You can exercise if: You want to and have the energy. Your symptoms are mild, such as just a runny nose. You have been fever-free for 24 hours. When You Shouldn’t Exercise With a.Dr.
Laskowski and other experts have a general rule of thumb about exercising when you are sick. It is usually fine to exercise, he explains, if your symptoms are all “above the neck.” These signs.If the flare-up was due to a respiratory infection, skip your workout for a few days and see a doctor if symptoms persist. Otherwise, if your doctor has said exercise is safe for you, and your.Health.com actually recommends walking as a great exercise if you have a cold.
Walking can help improve mild cold symptoms, like opening stuffy sinuses. If walking makes your cold symptoms worse, however, then stop walking and take a rest. The American Lung Association agrees that moderate-intensity exercise, like walking, is ok with a cold. They suggest making sure to hydrate, as.
If you have muscular pains or soreness that doesn’t go away after three days or more, you should probably take that as a sign that you’re exercising too much. After heavy or intense training, your body needs time to recover—and constant, relentless soreness means it’s not getting that chance.
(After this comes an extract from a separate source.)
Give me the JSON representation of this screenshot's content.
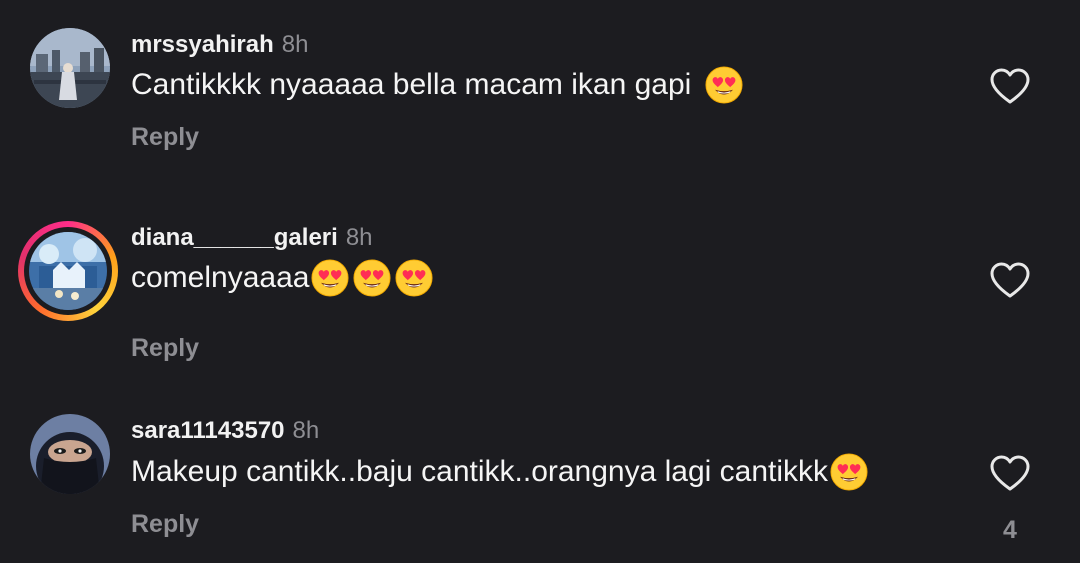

Take it easy, and let your body recover.
List of related literature:
|from Exercise Is Medicine: How Physical Activity Boosts Health and Slows Aging|
|from What to Expect When You’re Expecting 4th Edition|
|from The End of Illness|
|from Alters and Schiff Essential Concepts for Healthy Living|
|from NSCA’s Essentials of Personal Training|
|from Toxic: Heal Your Body from Mold Toxicity, Lyme Disease, Multiple Chemical Sensitivities, and Chronic Environmental Illness|
|from Exercise Physiology: Nutrition, Energy, and Human Performance|
|from Intervention Research: Designing, Conducting, Analyzing, and Funding|
|from The Doctors Book of Home Remedies: Quick Fixes, Clever Techniques, and Uncommon Cures to Get You Feeling Better Fast|
|from Physical Fitness and Wellness: Changing the Way You Look, Feel, and Perform|